Daren Bohannan, Bayer CropScience tech services representative, notes the characteristics of Palmer amaranth in a soybean plot during the “Respect the Rotation” tour near Essex, Ill.
Daren Bohannan, Bayer CropScience tech services representative, notes the characteristics of Palmer amaranth in a soybean plot during the “Respect the Rotation” tour near Essex, Ill.
ESSEX, Ill. — University weed specialists have spread the word the past few years about Palmer amaranth and how its move northward will be a game-changer in weed management strategies.

Game on.

Existence of the “frankenweed” has been confirmed in nearly 30 counties throughout central, northeast and southern Illinois, and more than one-third of those counties had glyphosate-resistant Palmer amaranth.

The potentially devastating weed was the focus of a Bayer CropScience “Respect the Rotation” tour at a Kankakee County field research site.

Palmer amaranth is a summer annual broadleaf weed species related to other pigweed species — waterhemp, smooth and redroot — common in Illinois.

Research has demonstrated that Palmer amaranth has a higher growth rate and is more competitive than other pigweed species.

Growth rates approaching three inches per day and yield losses of 78 percent in soybeans and 91 percent in corn attributed to Palmer amaranth have been reported in the scientific literature.

The female plants can produce hundreds of thousands of seeds per plant, and once the plant has grown to four or more inches, the effectiveness of herbicide treatments dramatically drops.

As is the case with its waterhemp cousin, Palmer amaranth is capable of developing resistance against a variety of herbicides, and the greatest likelihood for successful control is an integrated management approach.

The need to “Respect the Rotation” is evident in controlling the fast-growing and difficult-to-control Palmer amaranth, and the field tour featured the weed’s prodigious growth and/or control with the use of various herbicides.

Research Collaboration

Daren Bohannan, Bayer CropScience tech services representative, said the “Respect the Rotation” is an initiative the company began about six years ago to elevate the importance and grower adoption of herbicide diversity.

“It’s an initiative to collaborate with universities, establish research on existing biotypes of resistance weeds and to basically give us a platform which to work with these universities, rent ground and do research on the three Rs, which are rotate modes of action, rotate crops, and rotate herbicide-tolerant traits,” he said.

“We bring the universities into these sites to do work, we encourage them to approach the other chemistry manufacturers, make sure that they’re represented and we can work together and come up with solutions.”

This marked the first year at the Kankakee County site.

“Up until last year no one was aware that Palmer amaranth was growing in this area.
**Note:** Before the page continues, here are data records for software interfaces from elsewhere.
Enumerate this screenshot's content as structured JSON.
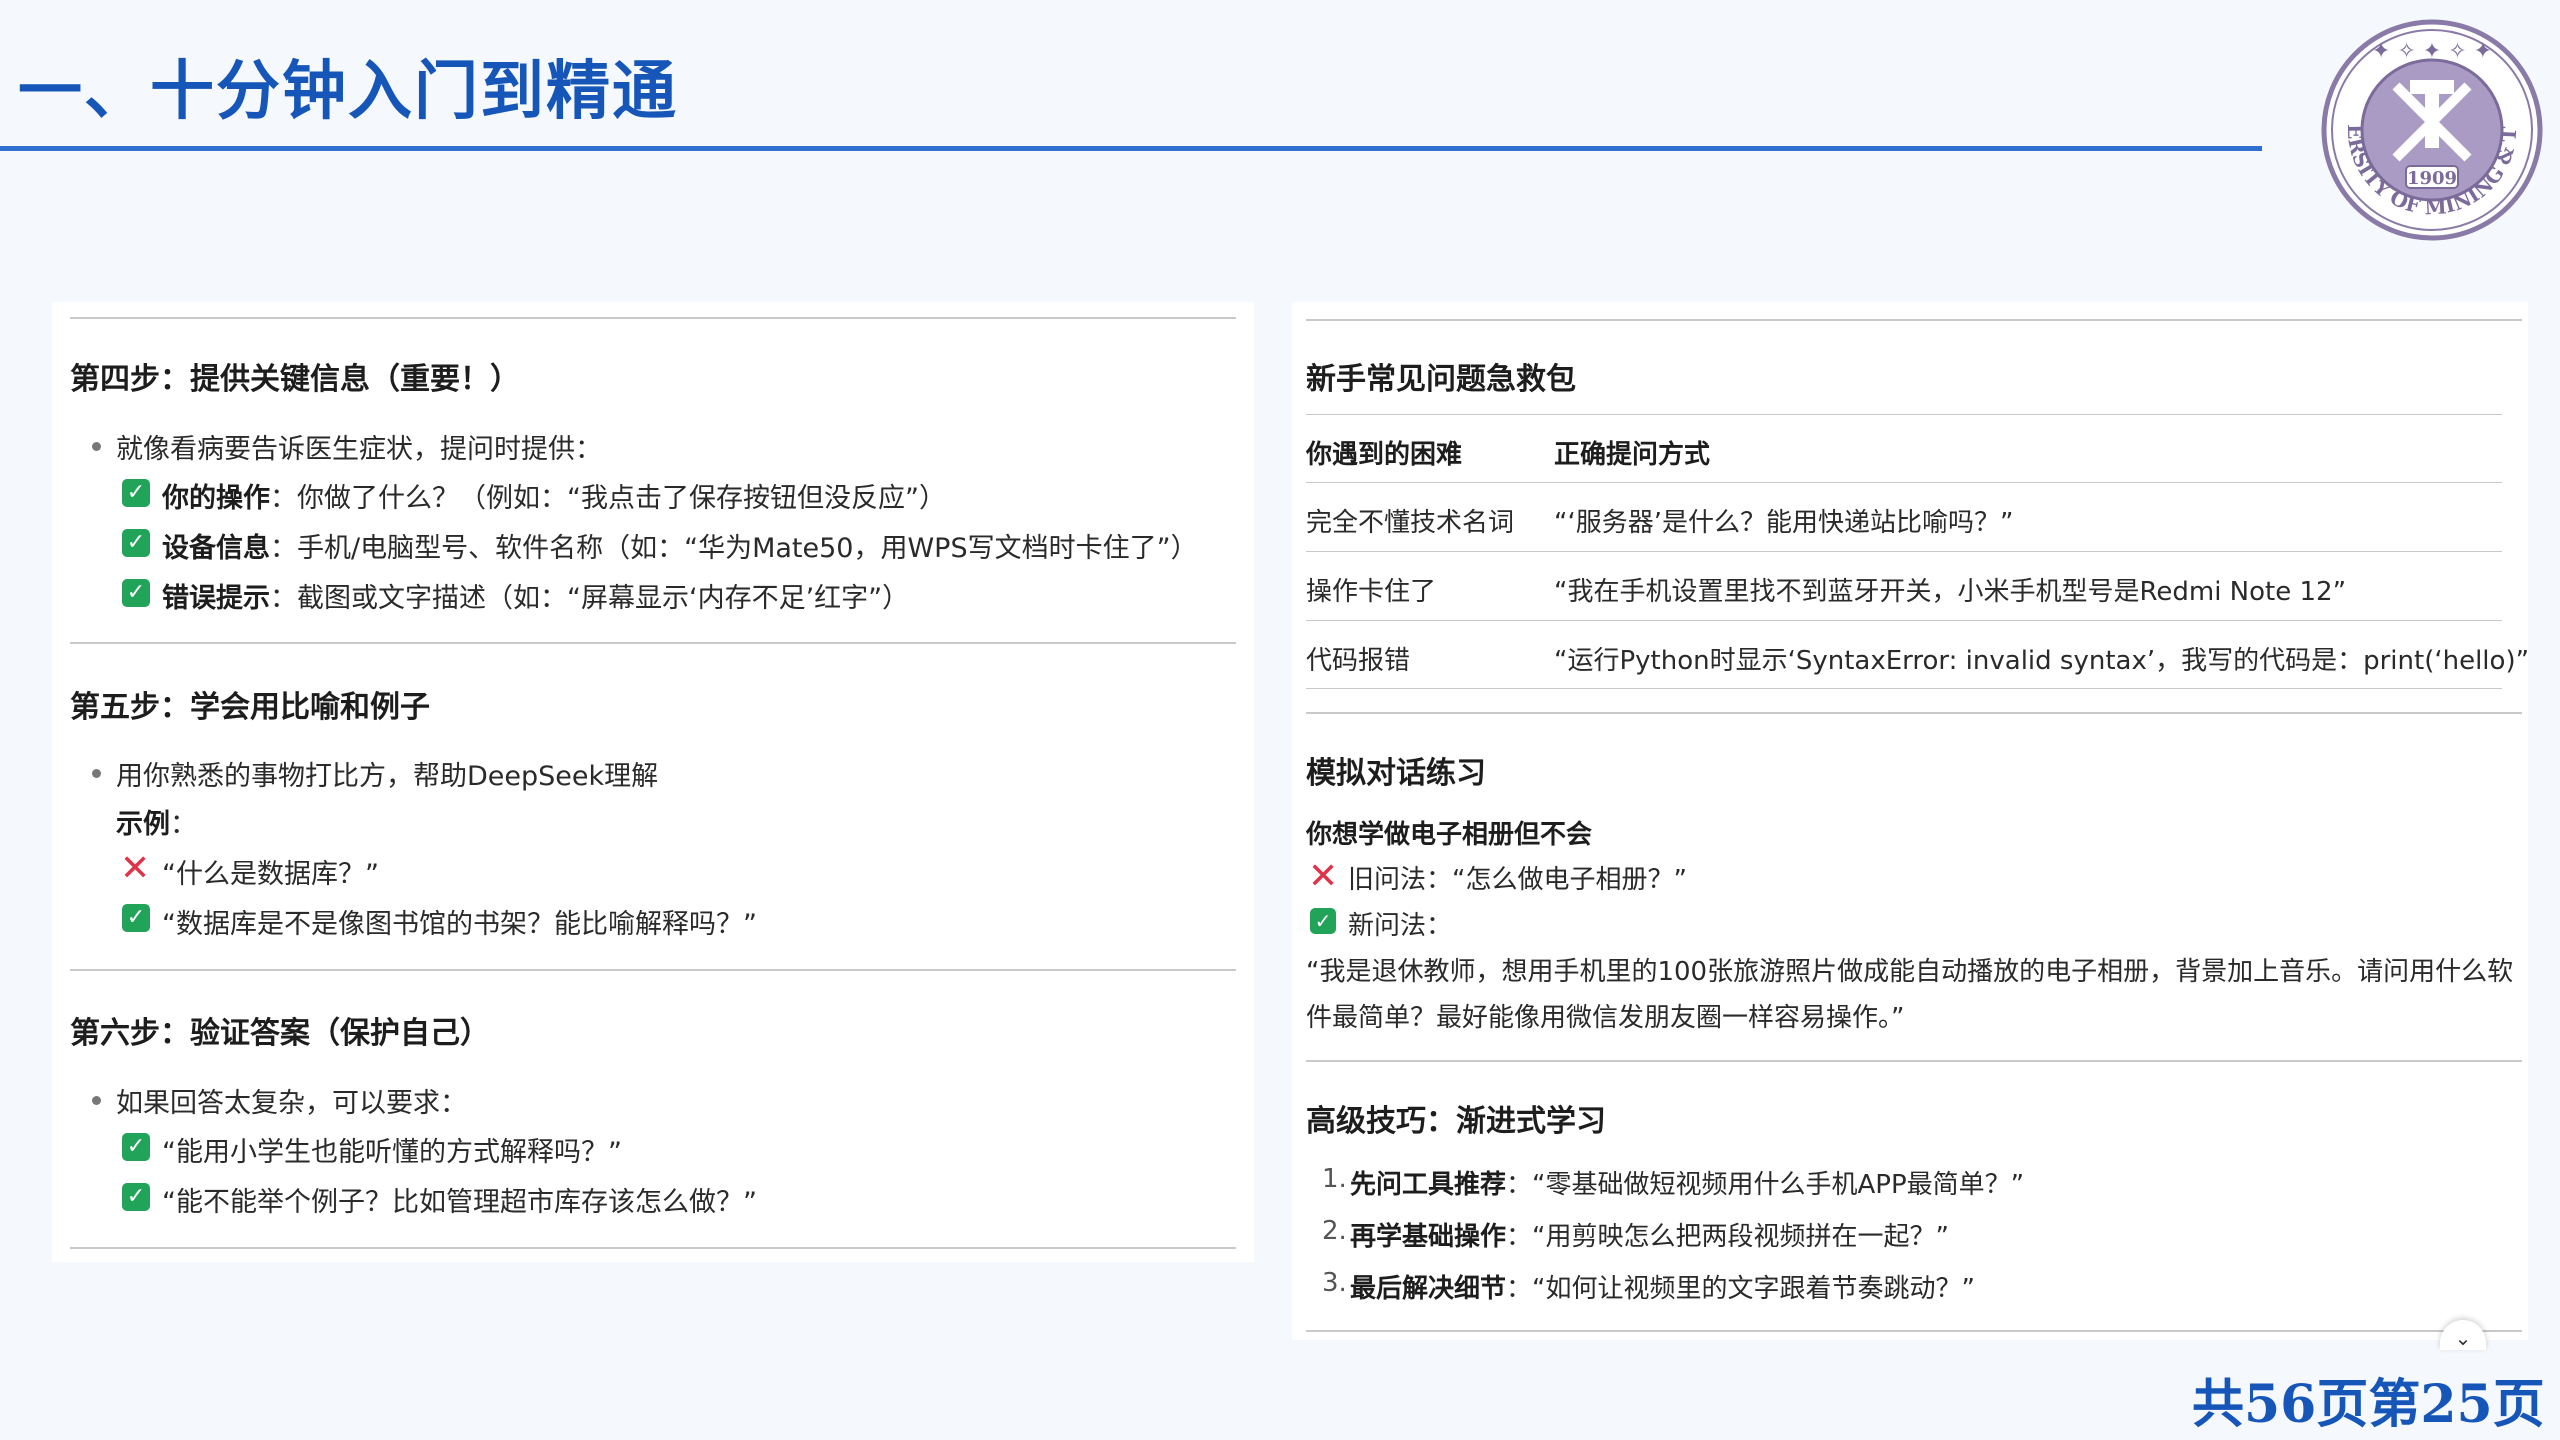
{
  "slide": {
    "title": "一、十分钟入门到精通",
    "page_counter": "共56页第25页",
    "colors": {
      "title": "#1556b8",
      "rule": "#2e6fd0",
      "check": "#22a35a",
      "cross": "#e0334a"
    }
  },
  "logo": {
    "year": "1909",
    "ring_text": "CHINA UNIVERSITY OF MINING & TECHNOLOGY",
    "icon": "university-seal"
  },
  "left": {
    "step4": {
      "title": "第四步：提供关键信息（重要！）",
      "intro": "就像看病要告诉医生症状，提问时提供：",
      "items": [
        {
          "label": "你的操作",
          "text": "：你做了什么？（例如：“我点击了保存按钮但没反应”）"
        },
        {
          "label": "设备信息",
          "text": "：手机/电脑型号、软件名称（如：“华为Mate50，用WPS写文档时卡住了”）"
        },
        {
          "label": "错误提示",
          "text": "：截图或文字描述（如：“屏幕显示‘内存不足’红字”）"
        }
      ]
    },
    "step5": {
      "title": "第五步：学会用比喻和例子",
      "intro": "用你熟悉的事物打比方，帮助DeepSeek理解",
      "example_label": "示例",
      "example_colon": "：",
      "bad": "“什么是数据库？”",
      "good": "“数据库是不是像图书馆的书架？能比喻解释吗？”"
    },
    "step6": {
      "title": "第六步：验证答案（保护自己）",
      "intro": "如果回答太复杂，可以要求：",
      "items": [
        "“能用小学生也能听懂的方式解释吗？”",
        "“能不能举个例子？比如管理超市库存该怎么做？”"
      ]
    }
  },
  "right": {
    "help": {
      "title": "新手常见问题急救包",
      "headers": [
        "你遇到的困难",
        "正确提问方式"
      ],
      "rows": [
        [
          "完全不懂技术名词",
          "“‘服务器’是什么？能用快递站比喻吗？”"
        ],
        [
          "操作卡住了",
          "“我在手机设置里找不到蓝牙开关，小米手机型号是Redmi Note 12”"
        ],
        [
          "代码报错",
          "“运行Python时显示‘SyntaxError: invalid syntax’，我写的代码是：print(‘hello)”"
        ]
      ]
    },
    "practice": {
      "title": "模拟对话练习",
      "scenario": "你想学做电子相册但不会",
      "old": "旧问法：“怎么做电子相册？”",
      "new_label": "新问法：",
      "new_line1": "“我是退休教师，想用手机里的100张旅游照片做成能自动播放的电子相册，背景加上音乐。请问用什么软",
      "new_line2": "件最简单？最好能像用微信发朋友圈一样容易操作。”"
    },
    "advanced": {
      "title": "高级技巧：渐进式学习",
      "steps": [
        {
          "num": "1.",
          "label": "先问工具推荐",
          "text": "：“零基础做短视频用什么手机APP最简单？”"
        },
        {
          "num": "2.",
          "label": "再学基础操作",
          "text": "：“用剪映怎么把两段视频拼在一起？”"
        },
        {
          "num": "3.",
          "label": "最后解决细节",
          "text": "：“如何让视频里的文字跟着节奏跳动？”"
        }
      ]
    }
  }
}
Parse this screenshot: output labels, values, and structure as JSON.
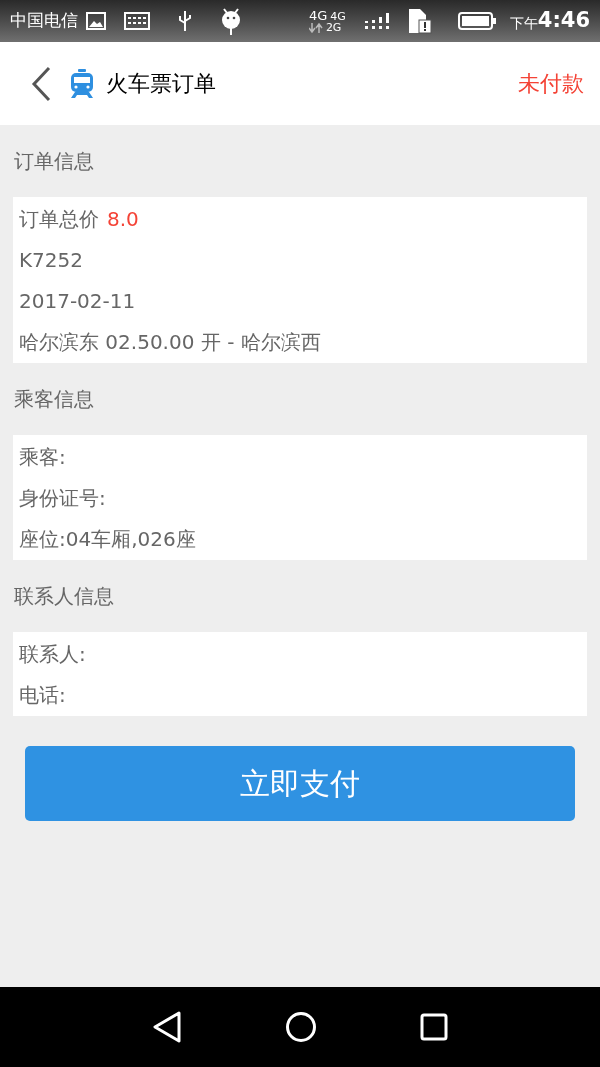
{
  "status_bar": {
    "carrier": "中国电信",
    "network_top": "4G",
    "network_left": "4G",
    "network_right": "2G",
    "time_prefix": "下午",
    "time": "4:46"
  },
  "header": {
    "title": "火车票订单",
    "status": "未付款"
  },
  "sections": [
    {
      "title": "订单信息",
      "rows": [
        {
          "kind": "price",
          "label": "订单总价",
          "value": "8.0"
        },
        {
          "kind": "text",
          "label": "K7252"
        },
        {
          "kind": "text",
          "label": "2017-02-11"
        },
        {
          "kind": "text",
          "label": "哈尔滨东 02.50.00 开 - 哈尔滨西"
        }
      ]
    },
    {
      "title": "乘客信息",
      "rows": [
        {
          "kind": "text",
          "label": "乘客:"
        },
        {
          "kind": "text",
          "label": "身份证号:"
        },
        {
          "kind": "text",
          "label": "座位:04车厢,026座"
        }
      ]
    },
    {
      "title": "联系人信息",
      "rows": [
        {
          "kind": "text",
          "label": "联系人:"
        },
        {
          "kind": "text",
          "label": "电话:"
        }
      ]
    }
  ],
  "pay_button": "立即支付"
}
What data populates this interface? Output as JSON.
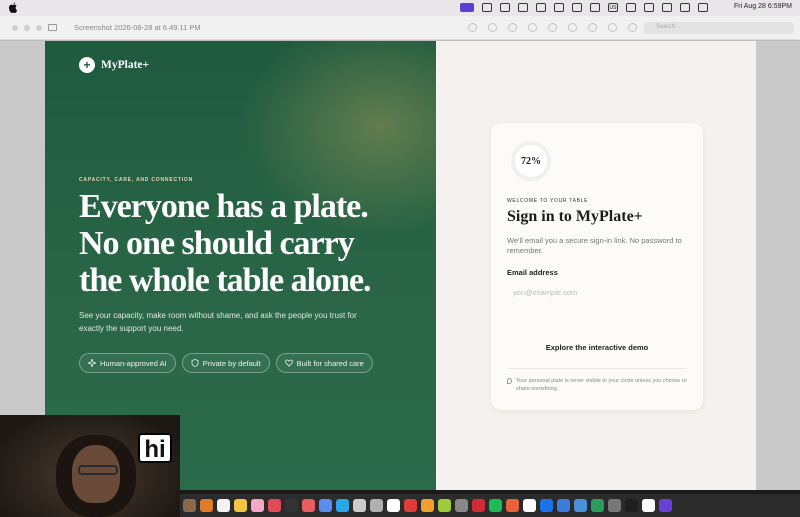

We started looking at this and found that it wasn’t (herbicide) resistant waterhemp it is Palmer,” Bohannan said.

Soybean and cotton growers in the southern U.S. have become the unwilling and unfortunate case study in the expansion of herbicide-resistant Palmer amaranth.

High Control Costs

Larry Steckel, University of Tennessee row crop weed specialist, said at the tour it is a costly weed to control.

From 2006 to 2014, herbicide costs to control these resistant weeds in cotton have risen from $60 an acre to $100 to $120 per acre, University of Tennessee studies show.

“For soybeans using Roundup, we’re at $80 to $100 an acre, and we were at $30 per acre,” Steckel said. “It’s increased our cost in corn to $60 to $70 per acre, and it used to be $30.”

Steckel said one farmer in Tennessee collected data that showed from 2006 to 2012 his fertilizer cost increased 48 percent, seed cost increased 50 percent and his herbicide cost went up 250 percent in that same timeframe.

“The good news is we’re able to control it. We’re spraying a lot, and we also have chopping crews going out that at $20 to $25 per acre on top of these herbicides,” he said.

“The thing that’s concerned me is these commodity prices are not so great any more and you start to really wonder about sustainability.”